Five years ago, when I fell for craft beer, I fell hard. After months of hitting beer festivals, meeting brewers and drinking plenty of new ales, I was ready to commit to my beer-lationship. I became a beer columnist, and later, a Certified Cicerone (aka beer sommelier). But forget the expert stuff—it was practicing six fundamentals that truly revolutionized my drinking experience.
So if you’re ready to take your love to the next level, here are my six Cicerone Tips to help you do beer better:
Warm it (a little)
Besides pale lagers and cream ales, most beer styles are not meant to be drunk straight out of the fridge. Cold temperatures dumb down your tongue’s taste receptors, and the beer’s scrumptious aromas. Try your favourite brew after at least five minutes out of the fridge and see how the flavour opens up.
How long you should take your beer out of the fridge before opening it:
COLD: Wheats and European lagers—5 minutes
COOL: Pale Ales, Ambers, Tripels, Stouts and Porters—10 minutes
CELLAR: IPA’s, Bitters, Brown Ales, Saisons, strong Stouts and Porters—15 minutes
You wouldn’t drink wine from the bottle, so why are you still treating your precious brewskie as a second-class citizen? Pouring your beer into a glass ups the enjoyment factor in two big ways. First, it releases carbonation, so you can say goodbye to bloat. Second it creates a foamy top that traps beer’s beautiful aromatics and protects it from beer-spoiling oxygen. My go-to for nearly every beer style is the tulip glass.
Head. Learn to dig it
As Canadians we like our beers poured right to the top of the pint glass—just scrape off the foamy waste, right? Wrong! A thick head (say 1.5 to 2 inches) is a thing of beauty: it traps aromatics and protects from ale-spoiling oxygen. Plus those bubbles make for some good mouth texture. Aw yeah, mouth texture. To create optimal head, pour beer at a 75-degree angle, tilting the bottle straight up once your glass is filled up about three-quarters of the way.
Once you’ve poured your beer into the glass, smell it. Immediately! Otherwise its delicate volatile aromas will disappear. Our tongues only pick up six different flavours, but our noses can discern over 10,000 aromas, so a couple of hound dog-like sniffs are guaranteed to deepen the beer’s deliciousness. The ale’s flavour changes as it warms, so remember to sniff it again later, too.
Find a few friends who appreciate beer (or food, or wine) as much as you do, then sit down and taste beer together. I love to invite a half-dozen friends over, and have them each bring a bottle of the same beer style—IPA’s for example. Wrap each bottles and pour each one “blind.” This will help you evaluate your brew in a neutral light, and get deeper into a style.
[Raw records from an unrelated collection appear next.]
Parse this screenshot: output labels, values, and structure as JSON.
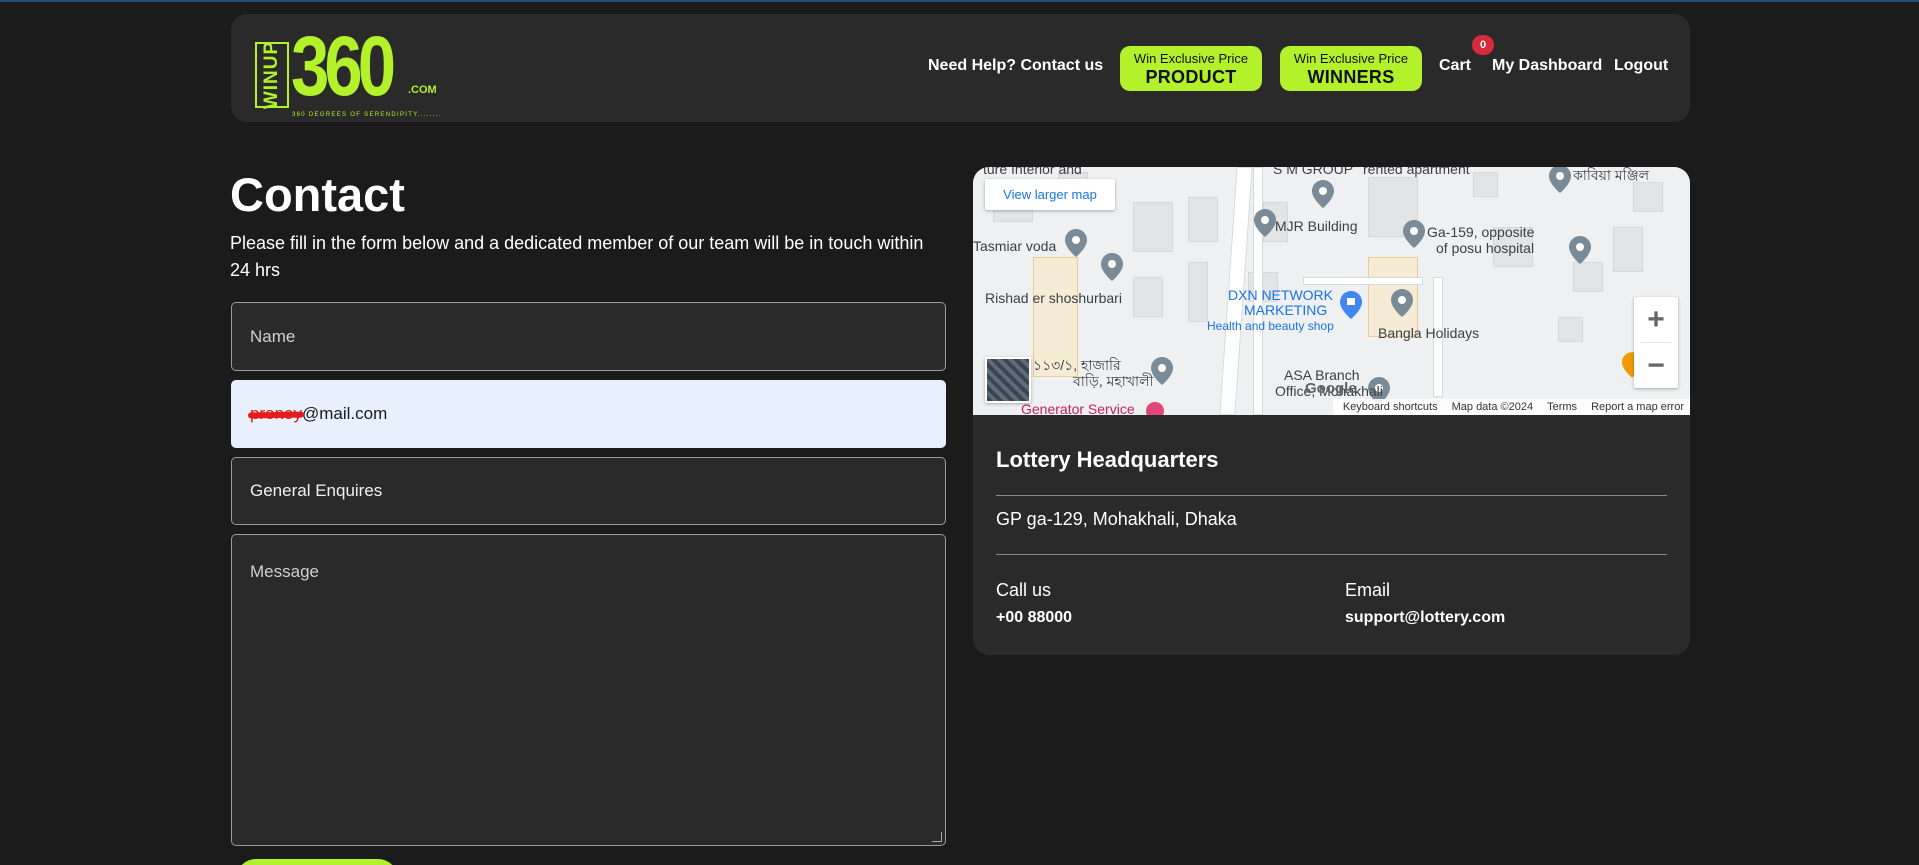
{
  "header": {
    "logo": {
      "brand_side": "WINUP",
      "brand_number": "360",
      "brand_suffix": ".COM",
      "tagline": "360 DEGREES OF SERENDIPITY........"
    },
    "help_link": "Need Help? Contact us",
    "product_button": {
      "small": "Win Exclusive Price",
      "big": "PRODUCT"
    },
    "winners_button": {
      "small": "Win Exclusive Price",
      "big": "WINNERS"
    },
    "cart_label": "Cart",
    "cart_count": "0",
    "dashboard_link": "My Dashboard",
    "logout_link": "Logout"
  },
  "contact": {
    "title": "Contact",
    "description": "Please fill in the form below and a dedicated member of our team will be in touch within 24 hrs",
    "name_placeholder": "Name",
    "email_redacted": "pronoy",
    "email_domain": "@mail.com",
    "subject_value": "General Enquires",
    "message_placeholder": "Message"
  },
  "map": {
    "view_larger": "View larger map",
    "zoom_in": "+",
    "zoom_out": "−",
    "labels": {
      "l1": "S M GROUP",
      "l2": "MJR Building",
      "l3": "Ga-159, opposite",
      "l3b": "of posu hospital",
      "l4": "Tasmiar voda",
      "l5": "Rishad er shoshurbari",
      "l6": "DXN NETWORK",
      "l6b": "MARKETING",
      "l7": "Health and beauty shop",
      "l8": "Bangla Holidays",
      "l9": "ASA Branch",
      "l9b": "Office, Mohakhali",
      "l10": "Generator Service",
      "l11": "১১৩/১, হাজারি",
      "l11b": "বাড়ি, মহাখালী",
      "l12": "কাবিয়া মঞ্জিল",
      "l13": "ture Interior and",
      "l14": "rented apartment"
    },
    "google": "Google",
    "footer": [
      "Keyboard shortcuts",
      "Map data ©2024",
      "Terms",
      "Report a map error"
    ]
  },
  "info": {
    "title": "Lottery Headquarters",
    "address": "GP ga-129, Mohakhali, Dhaka",
    "call_label": "Call us",
    "call_value": "+00 88000",
    "email_label": "Email",
    "email_value": "support@lottery.com"
  },
  "colors": {
    "accent": "#b3f12a",
    "background": "#1b1b1b",
    "card": "#2a2a2a",
    "badge": "#d62b3a"
  }
}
When finding the perfect dish for your beer, you’ll be halfway there is you can find a dish with equal intensity—for beer that means not just its alcohol level but the intensity of bitterness, roasty malts or spice. Then, get an idea of the flavours in your brew and match it to dishes with complimentary flavours. Beer’s bubbles are also a great dinner companion as they scrub the palate clean of fatty, creamy, rich fare.